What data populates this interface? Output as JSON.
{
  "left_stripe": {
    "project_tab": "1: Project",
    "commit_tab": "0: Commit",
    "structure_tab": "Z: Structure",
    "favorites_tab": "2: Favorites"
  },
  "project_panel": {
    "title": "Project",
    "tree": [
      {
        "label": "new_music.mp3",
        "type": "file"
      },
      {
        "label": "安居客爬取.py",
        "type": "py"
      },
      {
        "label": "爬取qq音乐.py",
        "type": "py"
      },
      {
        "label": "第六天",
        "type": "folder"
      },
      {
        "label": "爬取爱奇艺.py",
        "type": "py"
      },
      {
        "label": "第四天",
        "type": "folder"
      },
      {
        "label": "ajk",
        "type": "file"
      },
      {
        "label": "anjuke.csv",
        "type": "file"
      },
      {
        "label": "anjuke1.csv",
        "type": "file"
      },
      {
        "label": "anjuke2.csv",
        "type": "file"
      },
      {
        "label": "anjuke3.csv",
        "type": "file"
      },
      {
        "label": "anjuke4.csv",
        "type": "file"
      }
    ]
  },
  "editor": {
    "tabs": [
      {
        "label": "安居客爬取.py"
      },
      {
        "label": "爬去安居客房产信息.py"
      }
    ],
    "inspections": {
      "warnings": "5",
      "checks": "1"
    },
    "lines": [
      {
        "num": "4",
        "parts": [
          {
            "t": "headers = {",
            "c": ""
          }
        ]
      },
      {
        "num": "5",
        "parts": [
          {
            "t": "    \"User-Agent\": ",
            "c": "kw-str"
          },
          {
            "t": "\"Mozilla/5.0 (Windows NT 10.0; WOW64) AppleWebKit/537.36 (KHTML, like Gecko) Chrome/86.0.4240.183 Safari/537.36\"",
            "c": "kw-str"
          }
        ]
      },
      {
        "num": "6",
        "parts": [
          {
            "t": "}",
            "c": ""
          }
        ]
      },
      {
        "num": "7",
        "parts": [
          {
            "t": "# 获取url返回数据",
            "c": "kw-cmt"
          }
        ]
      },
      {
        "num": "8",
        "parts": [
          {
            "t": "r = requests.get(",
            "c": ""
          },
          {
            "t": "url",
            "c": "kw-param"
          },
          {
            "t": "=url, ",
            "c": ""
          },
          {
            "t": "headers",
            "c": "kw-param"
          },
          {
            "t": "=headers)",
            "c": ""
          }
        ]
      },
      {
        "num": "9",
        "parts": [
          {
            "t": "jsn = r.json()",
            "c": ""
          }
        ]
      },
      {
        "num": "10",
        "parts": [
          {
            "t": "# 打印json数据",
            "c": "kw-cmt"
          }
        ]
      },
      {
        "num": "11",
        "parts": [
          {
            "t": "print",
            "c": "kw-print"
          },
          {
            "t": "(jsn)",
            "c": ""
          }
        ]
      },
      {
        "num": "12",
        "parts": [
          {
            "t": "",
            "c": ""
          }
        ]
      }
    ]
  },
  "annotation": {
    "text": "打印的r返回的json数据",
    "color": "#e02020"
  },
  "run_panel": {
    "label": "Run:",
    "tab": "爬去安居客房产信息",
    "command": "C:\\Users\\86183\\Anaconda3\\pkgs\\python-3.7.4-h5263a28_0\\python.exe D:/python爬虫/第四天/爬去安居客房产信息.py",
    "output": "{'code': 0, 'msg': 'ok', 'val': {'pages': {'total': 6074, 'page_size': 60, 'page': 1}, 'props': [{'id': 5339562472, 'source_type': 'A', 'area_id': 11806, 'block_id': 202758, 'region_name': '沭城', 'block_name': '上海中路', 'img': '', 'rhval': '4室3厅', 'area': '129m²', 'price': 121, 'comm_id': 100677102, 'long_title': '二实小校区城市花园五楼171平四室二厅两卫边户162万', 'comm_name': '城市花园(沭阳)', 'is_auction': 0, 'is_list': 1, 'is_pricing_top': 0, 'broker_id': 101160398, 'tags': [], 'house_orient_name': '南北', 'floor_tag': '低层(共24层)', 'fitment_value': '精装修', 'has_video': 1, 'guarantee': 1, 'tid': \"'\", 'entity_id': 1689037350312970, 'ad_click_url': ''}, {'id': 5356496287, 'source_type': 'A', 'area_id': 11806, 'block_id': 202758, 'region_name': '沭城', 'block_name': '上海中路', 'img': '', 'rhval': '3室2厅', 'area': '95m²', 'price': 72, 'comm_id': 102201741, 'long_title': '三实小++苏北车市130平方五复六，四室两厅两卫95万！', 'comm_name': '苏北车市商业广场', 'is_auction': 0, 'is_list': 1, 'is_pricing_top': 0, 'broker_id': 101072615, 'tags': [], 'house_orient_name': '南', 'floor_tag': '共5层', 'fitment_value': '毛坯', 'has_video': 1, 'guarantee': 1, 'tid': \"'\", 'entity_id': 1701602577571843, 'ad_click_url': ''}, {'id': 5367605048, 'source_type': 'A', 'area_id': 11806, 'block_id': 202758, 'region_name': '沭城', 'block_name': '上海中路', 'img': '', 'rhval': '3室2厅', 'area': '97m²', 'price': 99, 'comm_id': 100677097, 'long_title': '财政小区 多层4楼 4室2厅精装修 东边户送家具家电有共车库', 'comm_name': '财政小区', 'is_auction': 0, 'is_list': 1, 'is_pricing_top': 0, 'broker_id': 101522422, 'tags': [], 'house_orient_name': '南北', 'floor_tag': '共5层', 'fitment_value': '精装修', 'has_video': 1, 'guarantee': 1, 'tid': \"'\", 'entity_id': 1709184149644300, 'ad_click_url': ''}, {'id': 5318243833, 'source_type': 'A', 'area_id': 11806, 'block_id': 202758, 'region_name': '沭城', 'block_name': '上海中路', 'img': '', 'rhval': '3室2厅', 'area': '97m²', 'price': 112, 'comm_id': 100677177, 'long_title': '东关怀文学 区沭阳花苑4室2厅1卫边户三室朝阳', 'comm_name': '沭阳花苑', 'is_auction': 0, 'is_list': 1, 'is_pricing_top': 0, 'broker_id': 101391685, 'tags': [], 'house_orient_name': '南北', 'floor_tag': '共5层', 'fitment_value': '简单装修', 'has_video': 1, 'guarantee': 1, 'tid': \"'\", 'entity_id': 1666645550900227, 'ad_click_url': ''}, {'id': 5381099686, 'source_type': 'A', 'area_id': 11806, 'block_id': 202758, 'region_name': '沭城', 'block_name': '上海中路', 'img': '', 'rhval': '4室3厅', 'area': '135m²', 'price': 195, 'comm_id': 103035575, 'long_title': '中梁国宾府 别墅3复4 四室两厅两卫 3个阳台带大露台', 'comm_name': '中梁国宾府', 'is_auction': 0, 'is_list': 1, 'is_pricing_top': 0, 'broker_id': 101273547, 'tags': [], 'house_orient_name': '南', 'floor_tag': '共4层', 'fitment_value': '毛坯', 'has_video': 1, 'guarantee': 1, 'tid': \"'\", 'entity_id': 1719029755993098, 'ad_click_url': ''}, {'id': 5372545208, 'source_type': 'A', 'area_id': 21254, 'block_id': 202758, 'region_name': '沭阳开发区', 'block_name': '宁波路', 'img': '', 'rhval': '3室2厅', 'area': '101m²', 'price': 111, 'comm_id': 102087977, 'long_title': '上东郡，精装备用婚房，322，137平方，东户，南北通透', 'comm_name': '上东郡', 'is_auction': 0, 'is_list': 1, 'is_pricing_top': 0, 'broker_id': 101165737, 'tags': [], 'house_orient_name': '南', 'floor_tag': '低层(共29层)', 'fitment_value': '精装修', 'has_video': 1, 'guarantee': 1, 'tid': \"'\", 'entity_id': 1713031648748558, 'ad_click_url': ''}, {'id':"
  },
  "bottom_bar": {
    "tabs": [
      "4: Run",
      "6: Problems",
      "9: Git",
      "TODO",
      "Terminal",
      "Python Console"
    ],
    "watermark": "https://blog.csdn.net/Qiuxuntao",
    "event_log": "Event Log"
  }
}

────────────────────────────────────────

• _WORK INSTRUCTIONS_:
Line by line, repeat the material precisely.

• _RESPONSE_:
What data populates this interface? Output as JSON.
{
  "left_stripe": {
    "project_tab": "1: Project",
    "commit_tab": "0: Commit",
    "structure_tab": "Z: Structure",
    "favorites_tab": "2: Favorites"
  },
  "project_panel": {
    "title": "Project",
    "tree": [
      {
        "label": "new_music.mp3",
        "type": "file"
      },
      {
        "label": "安居客爬取.py",
        "type": "py"
      },
      {
        "label": "爬取qq音乐.py",
        "type": "py"
      },
      {
        "label": "第六天",
        "type": "folder"
      },
      {
        "label": "爬取爱奇艺.py",
        "type": "py"
      },
      {
        "label": "第四天",
        "type": "folder"
      },
      {
        "label": "ajk",
        "type": "file"
      },
      {
        "label": "anjuke.csv",
        "type": "file"
      },
      {
        "label": "anjuke1.csv",
        "type": "file"
      },
      {
        "label": "anjuke2.csv",
        "type": "file"
      },
      {
        "label": "anjuke3.csv",
        "type": "file"
      },
      {
        "label": "anjuke4.csv",
        "type": "file"
      }
    ]
  },
  "editor": {
    "tabs": [
      {
        "label": "安居客爬取.py"
      },
      {
        "label": "爬去安居客房产信息.py"
      }
    ],
    "inspections": {
      "warnings": "5",
      "checks": "1"
    },
    "lines": [
      {
        "num": "4",
        "parts": [
          {
            "t": "headers = {",
            "c": ""
          }
        ]
      },
      {
        "num": "5",
        "parts": [
          {
            "t": "    \"User-Agent\": ",
            "c": "kw-str"
          },
          {
            "t": "\"Mozilla/5.0 (Windows NT 10.0; WOW64) AppleWebKit/537.36 (KHTML, like Gecko) Chrome/86.0.4240.183 Safari/537.36\"",
            "c": "kw-str"
          }
        ]
      },
      {
        "num": "6",
        "parts": [
          {
            "t": "}",
            "c": ""
          }
        ]
      },
      {
        "num": "7",
        "parts": [
          {
            "t": "# 获取url返回数据",
            "c": "kw-cmt"
          }
        ]
      },
      {
        "num": "8",
        "parts": [
          {
            "t": "r = requests.get(",
            "c": ""
          },
          {
            "t": "url",
            "c": "kw-param"
          },
          {
            "t": "=url, ",
            "c": ""
          },
          {
            "t": "headers",
            "c": "kw-param"
          },
          {
            "t": "=headers)",
            "c": ""
          }
        ]
      },
      {
        "num": "9",
        "parts": [
          {
            "t": "jsn = r.json()",
            "c": ""
          }
        ]
      },
      {
        "num": "10",
        "parts": [
          {
            "t": "# 打印json数据",
            "c": "kw-cmt"
          }
        ]
      },
      {
        "num": "11",
        "parts": [
          {
            "t": "print",
            "c": "kw-print"
          },
          {
            "t": "(jsn)",
            "c": ""
          }
        ]
      },
      {
        "num": "12",
        "parts": [
          {
            "t": "",
            "c": ""
          }
        ]
      }
    ]
  },
  "annotation": {
    "text": "打印的r返回的json数据",
    "color": "#e02020"
  },
  "run_panel": {
    "label": "Run:",
    "tab": "爬去安居客房产信息",
    "command": "C:\\Users\\86183\\Anaconda3\\pkgs\\python-3.7.4-h5263a28_0\\python.exe D:/python爬虫/第四天/爬去安居客房产信息.py",
    "output": "{'code': 0, 'msg': 'ok', 'val': {'pages': {'total': 6074, 'page_size': 60, 'page': 1}, 'props': [{'id': 5339562472, 'source_type': 'A', 'area_id': 11806, 'block_id': 202758, 'region_name': '沭城', 'block_name': '上海中路', 'img': '', 'rhval': '4室3厅', 'area': '129m²', 'price': 121, 'comm_id': 100677102, 'long_title': '二实小校区城市花园五楼171平四室二厅两卫边户162万', 'comm_name': '城市花园(沭阳)', 'is_auction': 0, 'is_list': 1, 'is_pricing_top': 0, 'broker_id': 101160398, 'tags': [], 'house_orient_name': '南北', 'floor_tag': '低层(共24层)', 'fitment_value': '精装修', 'has_video': 1, 'guarantee': 1, 'tid': \"'\", 'entity_id': 1689037350312970, 'ad_click_url': ''}, {'id': 5356496287, 'source_type': 'A', 'area_id': 11806, 'block_id': 202758, 'region_name': '沭城', 'block_name': '上海中路', 'img': '', 'rhval': '3室2厅', 'area': '95m²', 'price': 72, 'comm_id': 102201741, 'long_title': '三实小++苏北车市130平方五复六，四室两厅两卫95万！', 'comm_name': '苏北车市商业广场', 'is_auction': 0, 'is_list': 1, 'is_pricing_top': 0, 'broker_id': 101072615, 'tags': [], 'house_orient_name': '南', 'floor_tag': '共5层', 'fitment_value': '毛坯', 'has_video': 1, 'guarantee': 1, 'tid': \"'\", 'entity_id': 1701602577571843, 'ad_click_url': ''}, {'id': 5367605048, 'source_type': 'A', 'area_id': 11806, 'block_id': 202758, 'region_name': '沭城', 'block_name': '上海中路', 'img': '', 'rhval': '3室2厅', 'area': '97m²', 'price': 99, 'comm_id': 100677097, 'long_title': '财政小区 多层4楼 4室2厅精装修 东边户送家具家电有共车库', 'comm_name': '财政小区', 'is_auction': 0, 'is_list': 1, 'is_pricing_top': 0, 'broker_id': 101522422, 'tags': [], 'house_orient_name': '南北', 'floor_tag': '共5层', 'fitment_value': '精装修', 'has_video': 1, 'guarantee': 1, 'tid': \"'\", 'entity_id': 1709184149644300, 'ad_click_url': ''}, {'id': 5318243833, 'source_type': 'A', 'area_id': 11806, 'block_id': 202758, 'region_name': '沭城', 'block_name': '上海中路', 'img': '', 'rhval': '3室2厅', 'area': '97m²', 'price': 112, 'comm_id': 100677177, 'long_title': '东关怀文学 区沭阳花苑4室2厅1卫边户三室朝阳', 'comm_name': '沭阳花苑', 'is_auction': 0, 'is_list': 1, 'is_pricing_top': 0, 'broker_id': 101391685, 'tags': [], 'house_orient_name': '南北', 'floor_tag': '共5层', 'fitment_value': '简单装修', 'has_video': 1, 'guarantee': 1, 'tid': \"'\", 'entity_id': 1666645550900227, 'ad_click_url': ''}, {'id': 5381099686, 'source_type': 'A', 'area_id': 11806, 'block_id': 202758, 'region_name': '沭城', 'block_name': '上海中路', 'img': '', 'rhval': '4室3厅', 'area': '135m²', 'price': 195, 'comm_id': 103035575, 'long_title': '中梁国宾府 别墅3复4 四室两厅两卫 3个阳台带大露台', 'comm_name': '中梁国宾府', 'is_auction': 0, 'is_list': 1, 'is_pricing_top': 0, 'broker_id': 101273547, 'tags': [], 'house_orient_name': '南', 'floor_tag': '共4层', 'fitment_value': '毛坯', 'has_video': 1, 'guarantee': 1, 'tid': \"'\", 'entity_id': 1719029755993098, 'ad_click_url': ''}, {'id': 5372545208, 'source_type': 'A', 'area_id': 21254, 'block_id': 202758, 'region_name': '沭阳开发区', 'block_name': '宁波路', 'img': '', 'rhval': '3室2厅', 'area': '101m²', 'price': 111, 'comm_id': 102087977, 'long_title': '上东郡，精装备用婚房，322，137平方，东户，南北通透', 'comm_name': '上东郡', 'is_auction': 0, 'is_list': 1, 'is_pricing_top': 0, 'broker_id': 101165737, 'tags': [], 'house_orient_name': '南', 'floor_tag': '低层(共29层)', 'fitment_value': '精装修', 'has_video': 1, 'guarantee': 1, 'tid': \"'\", 'entity_id': 1713031648748558, 'ad_click_url': ''}, {'id':"
  },
  "bottom_bar": {
    "tabs": [
      "4: Run",
      "6: Problems",
      "9: Git",
      "TODO",
      "Terminal",
      "Python Console"
    ],
    "watermark": "https://blog.csdn.net/Qiuxuntao",
    "event_log": "Event Log"
  }
}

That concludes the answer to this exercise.